Because, as Robert Oxtom Bolton once observed: “A belief is not merely an idea the mind possesses, it is an idea that possesses the mind.”
But, as if that is not enough to endure, time and again, people are gullibly (mis)led into believing in supernatural powers through hearsay accounts of witchcraft, selective ‘miracle healings’, curses, demons, spirits, ghosts, etc.
And all just because the teachings of the various religions, cultures and traditions, that many people conform to and cherish, also acknowledge the existence of such things (through stories in the scriptures or passed on from one generation to another), the believers of the purported word-of-God automatically shut out logic without any-further-question or sufficient proof but faithful conviction!
Apparently, they contend that there is no logically better explanation for such ‘mysterious’ occurrences except the divine power of a God or Devil that “works in mysterious ways.”

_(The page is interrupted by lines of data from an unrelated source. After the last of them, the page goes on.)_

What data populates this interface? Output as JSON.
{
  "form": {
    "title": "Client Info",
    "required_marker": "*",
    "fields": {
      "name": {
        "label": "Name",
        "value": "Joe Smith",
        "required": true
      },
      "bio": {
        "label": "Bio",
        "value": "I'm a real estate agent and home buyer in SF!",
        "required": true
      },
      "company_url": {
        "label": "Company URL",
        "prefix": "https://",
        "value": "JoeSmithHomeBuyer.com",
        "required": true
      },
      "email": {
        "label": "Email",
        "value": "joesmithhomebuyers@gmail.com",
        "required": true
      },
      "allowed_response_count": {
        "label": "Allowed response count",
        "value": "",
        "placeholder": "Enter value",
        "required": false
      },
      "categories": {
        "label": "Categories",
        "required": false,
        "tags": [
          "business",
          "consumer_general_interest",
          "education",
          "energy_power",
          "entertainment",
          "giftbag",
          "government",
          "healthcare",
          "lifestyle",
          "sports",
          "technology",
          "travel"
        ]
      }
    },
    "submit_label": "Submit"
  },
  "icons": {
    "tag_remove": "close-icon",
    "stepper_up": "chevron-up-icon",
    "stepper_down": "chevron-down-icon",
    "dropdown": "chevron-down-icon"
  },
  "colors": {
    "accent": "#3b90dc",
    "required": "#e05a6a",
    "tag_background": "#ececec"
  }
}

With reserved contempt of such delusions, I concur with Joseph Conrad, a renowned author who once noted that: “The belief in a supernatural source of evil is not necessary. Men alone are quite capable of every wickedness.”
So, as the saying goes, “desperate situations require desperate measures,” for us to guard against such misconstrued and rampant beliefs and cultures that threaten the survival, morality and advancement of humanity, we ought to adopt an unorthodox but viable idealism essentially based on rationality, facts, science, empathy and tolerance, in order to counter and control their illogical weaknesses and potential adversity.
Well, given the realities of science in this modern 21st Century, maybe it is high time we considered embracing Charles Darwin’s realistic theory of evolution and natural selection. Who knows, the truth could be right in front of us after all. For what it’s worth, the theory rightly infers to the undeniable reality of gradual change that all animals and plants undergo in life.
In fact, if you thoughtfully look into its details of the survival and adaptability of all living things; evolution makes more real sense than creationism.
To me, yes; creationism is an interesting and awesome theory with touching and moving stories, but when you plumb it all the weaknesses abound and many things really don’t add up, especially with the numerous contradictions and (mis)interpretations of the good scriptures, just like with any masterpiece; it’s timelessly excellent and inspiring, but not logically ideal.
Unfortunately, it’s a pity that many people up to now cannot differentiate between reality and imagination, or fact and fiction.
Anyway, like DH Lawrence put it, in regard of Sigmund Freud’s Psycho Analytical Theory: “The writer sheds his ‘sickness’ on paper.”
In essence, all I am saying is that the onus is now on our generation to at least use our brains better, in a rationally critical way, to think and/or act with good will for posterity.
BY: HASSAN HIGENYI
A Pioneer Member of Freethought Kampala